### Information supplied

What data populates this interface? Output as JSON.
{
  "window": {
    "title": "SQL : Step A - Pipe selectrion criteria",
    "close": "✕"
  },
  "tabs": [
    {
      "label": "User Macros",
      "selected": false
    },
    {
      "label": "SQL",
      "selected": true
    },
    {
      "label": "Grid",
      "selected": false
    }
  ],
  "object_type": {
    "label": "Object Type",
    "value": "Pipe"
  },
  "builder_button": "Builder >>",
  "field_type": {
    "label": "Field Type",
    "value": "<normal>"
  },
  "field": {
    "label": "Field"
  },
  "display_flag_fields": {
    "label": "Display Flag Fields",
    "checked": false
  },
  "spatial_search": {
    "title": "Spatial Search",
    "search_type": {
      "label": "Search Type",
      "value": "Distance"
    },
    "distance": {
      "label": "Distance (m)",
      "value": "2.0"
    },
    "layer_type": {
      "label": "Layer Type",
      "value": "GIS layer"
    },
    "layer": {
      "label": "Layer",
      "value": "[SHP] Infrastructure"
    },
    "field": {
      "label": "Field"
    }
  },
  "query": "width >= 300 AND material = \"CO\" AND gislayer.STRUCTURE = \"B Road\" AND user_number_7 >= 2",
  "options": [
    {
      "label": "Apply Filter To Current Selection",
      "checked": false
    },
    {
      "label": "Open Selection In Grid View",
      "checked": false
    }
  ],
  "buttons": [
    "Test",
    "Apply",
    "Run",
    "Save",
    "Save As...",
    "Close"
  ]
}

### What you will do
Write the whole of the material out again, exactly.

### Response to the task
What data populates this interface? Output as JSON.
{
  "window": {
    "title": "SQL : Step A - Pipe selectrion criteria",
    "close": "✕"
  },
  "tabs": [
    {
      "label": "User Macros",
      "selected": false
    },
    {
      "label": "SQL",
      "selected": true
    },
    {
      "label": "Grid",
      "selected": false
    }
  ],
  "object_type": {
    "label": "Object Type",
    "value": "Pipe"
  },
  "builder_button": "Builder >>",
  "field_type": {
    "label": "Field Type",
    "value": "<normal>"
  },
  "field": {
    "label": "Field"
  },
  "display_flag_fields": {
    "label": "Display Flag Fields",
    "checked": false
  },
  "spatial_search": {
    "title": "Spatial Search",
    "search_type": {
      "label": "Search Type",
      "value": "Distance"
    },
    "distance": {
      "label": "Distance (m)",
      "value": "2.0"
    },
    "layer_type": {
      "label": "Layer Type",
      "value": "GIS layer"
    },
    "layer": {
      "label": "Layer",
      "value": "[SHP] Infrastructure"
    },
    "field": {
      "label": "Field"
    }
  },
  "query": "width >= 300 AND material = \"CO\" AND gislayer.STRUCTURE = \"B Road\" AND user_number_7 >= 2",
  "options": [
    {
      "label": "Apply Filter To Current Selection",
      "checked": false
    },
    {
      "label": "Open Selection In Grid View",
      "checked": false
    }
  ],
  "buttons": [
    "Test",
    "Apply",
    "Run",
    "Save",
    "Save As...",
    "Close"
  ]
}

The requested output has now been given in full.